High risk of user error: DeFi apps transfer responsibility from resellers to the user. For many, this can be negative. Designing products that minimize the risk of user error is especially challenging when products are deployed on top of immutable blockchains.
Poor user experience: Currently, using DeFi apps requires extra effort on the part of the user. For DeFi apps to become a central part of the global financial system, they must provide tangible benefits that encourage users to move from the traditional system.
Cluttered Ecosystem: Finding the best app for a specific use case can be challenging, and users need to be able to find the best choice. The challenge is not only to build apps but also to think about integrating them into the broader DeFi ecosystem.
What is the difference between DeFi and open banking?
Essentially, the operations of these companies are not controlled by the institution and its employees – instead, the rules are written in code (or smart contract, as mentioned above). Once a smart contract is deployed on the blockchain, DeFi decentralized apps can run on their own with little or no human intervention (although in practice, developers often maintain decentralized apps with updates or bug fixes.).
The code is transparent on the blockchain, so anyone can audit. This creates a different kind of trust among users since everyone has the opportunity to understand the specifics of the contract or find errors. Any transactional activity is also available to everyone. While this can cause privacy issues, transactions are pseudonymous by default, which means they are not directly related to your real identity.
Dapps are built to be global from the start – whether you’re in Texas or Tanzania, you have access to the same DeFi services and networks. Of course, local regulations may apply, but technically most DeFi apps are available to anyone with an internet connection.
“Permissionless” to create, “Permissionless” to participate – anyone can create DeFi Apps, and anyone can use them. Unlike today’s finance, there are no custodians or long-form accounts. Users interact directly with smart contracts from their crypto wallets.
Flexible User Interface – Don’t like the interface with a specific application? No problem – you can use a third-party interface or create your own. Smart contracts are like an open API that anyone can build an application for.

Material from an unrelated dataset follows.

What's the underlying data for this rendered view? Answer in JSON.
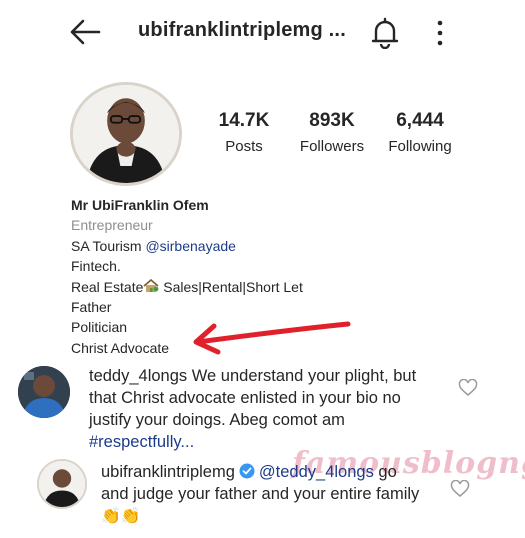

Compatibility – New DeFi apps can be created or compiled by combining other DeFi products like Lego pieces – for example. Stable coins, decentralized exchanges, and prediction markets can all be combined to create entirely new products.